• PROBLEM
Here is a block of records. Copy every line in it that includes "Chiro".

• DATA SUPPLIED
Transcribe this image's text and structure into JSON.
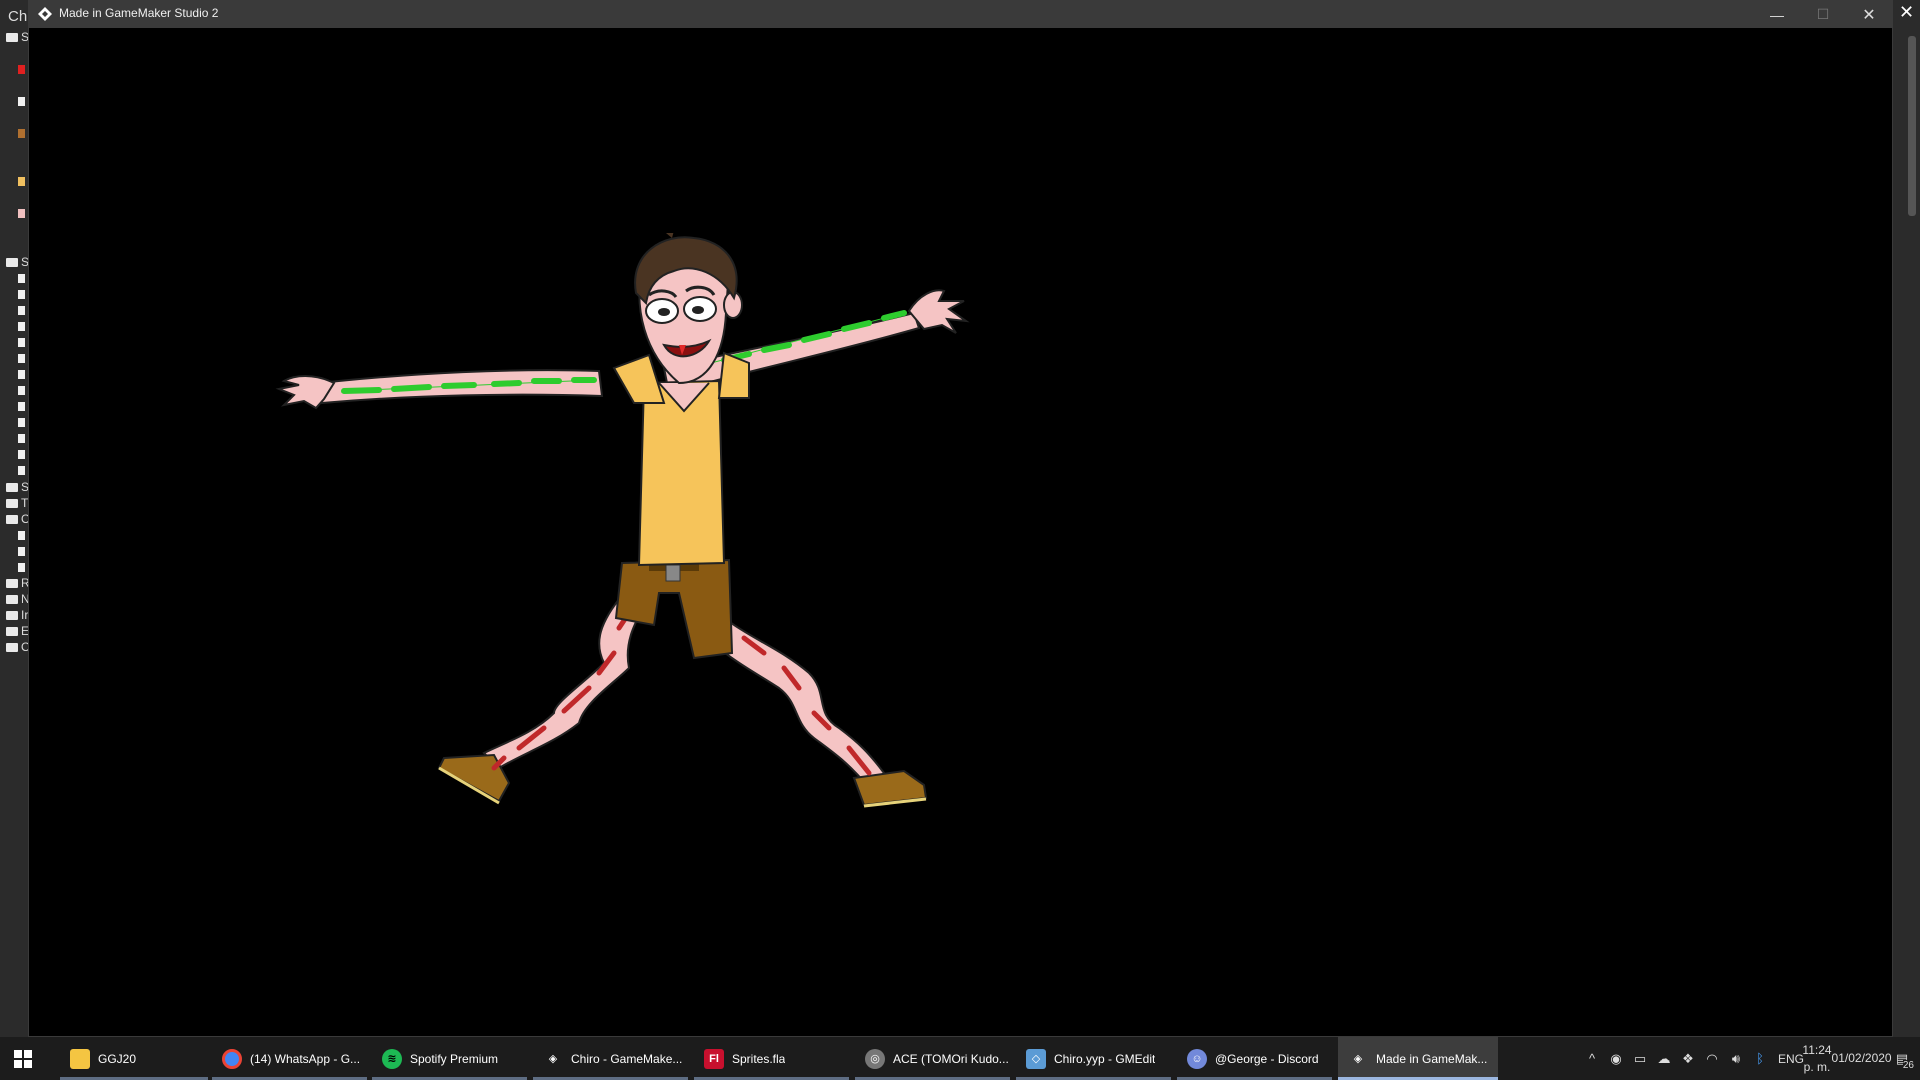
{
  "background_ide": {
    "title_fragment": "Ch",
    "tree_labels": [
      "S",
      "S",
      "S",
      "T",
      "O",
      "R",
      "N",
      "Ir",
      "E",
      "O"
    ]
  },
  "window": {
    "title": "Made in GameMaker Studio 2",
    "controls": {
      "minimize": "—",
      "maximize": "☐",
      "close": "✕"
    }
  },
  "game": {
    "sprite_name": "character",
    "colors": {
      "background": "#000000",
      "skin": "#f5c4c4",
      "shirt": "#f6c45a",
      "shorts": "#8a5a12",
      "hair": "#4a3422",
      "arm_bones": "#2ecc2e",
      "leg_bones": "#c0282a"
    }
  },
  "taskbar": {
    "start_icon": "windows-logo-icon",
    "items": [
      {
        "label": "GGJ20",
        "icon": "folder-icon",
        "color": "#f4c542"
      },
      {
        "label": "(14) WhatsApp - G...",
        "icon": "chrome-icon",
        "color": "#4285f4"
      },
      {
        "label": "Spotify Premium",
        "icon": "spotify-icon",
        "color": "#1db954"
      },
      {
        "label": "Chiro - GameMake...",
        "icon": "gamemaker-icon",
        "color": "#ffffff"
      },
      {
        "label": "Sprites.fla",
        "icon": "flash-icon",
        "color": "#c8102e"
      },
      {
        "label": "ACE (TOMOri Kudo...",
        "icon": "ace-icon",
        "color": "#cccccc"
      },
      {
        "label": "Chiro.yyp - GMEdit",
        "icon": "gmedit-icon",
        "color": "#5b9bd5"
      },
      {
        "label": "@George - Discord",
        "icon": "discord-icon",
        "color": "#7289da"
      },
      {
        "label": "Made in GameMak...",
        "icon": "gamemaker-icon",
        "color": "#ffffff"
      }
    ],
    "active_index": 8,
    "tray": {
      "language": "ENG",
      "time": "11:24 p. m.",
      "date": "01/02/2020",
      "notifications": "26"
    }
  }
}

• TASK RESPONSE
        "label": "Chiro - GameMake...",
        "label": "Chiro.yyp - GMEdit",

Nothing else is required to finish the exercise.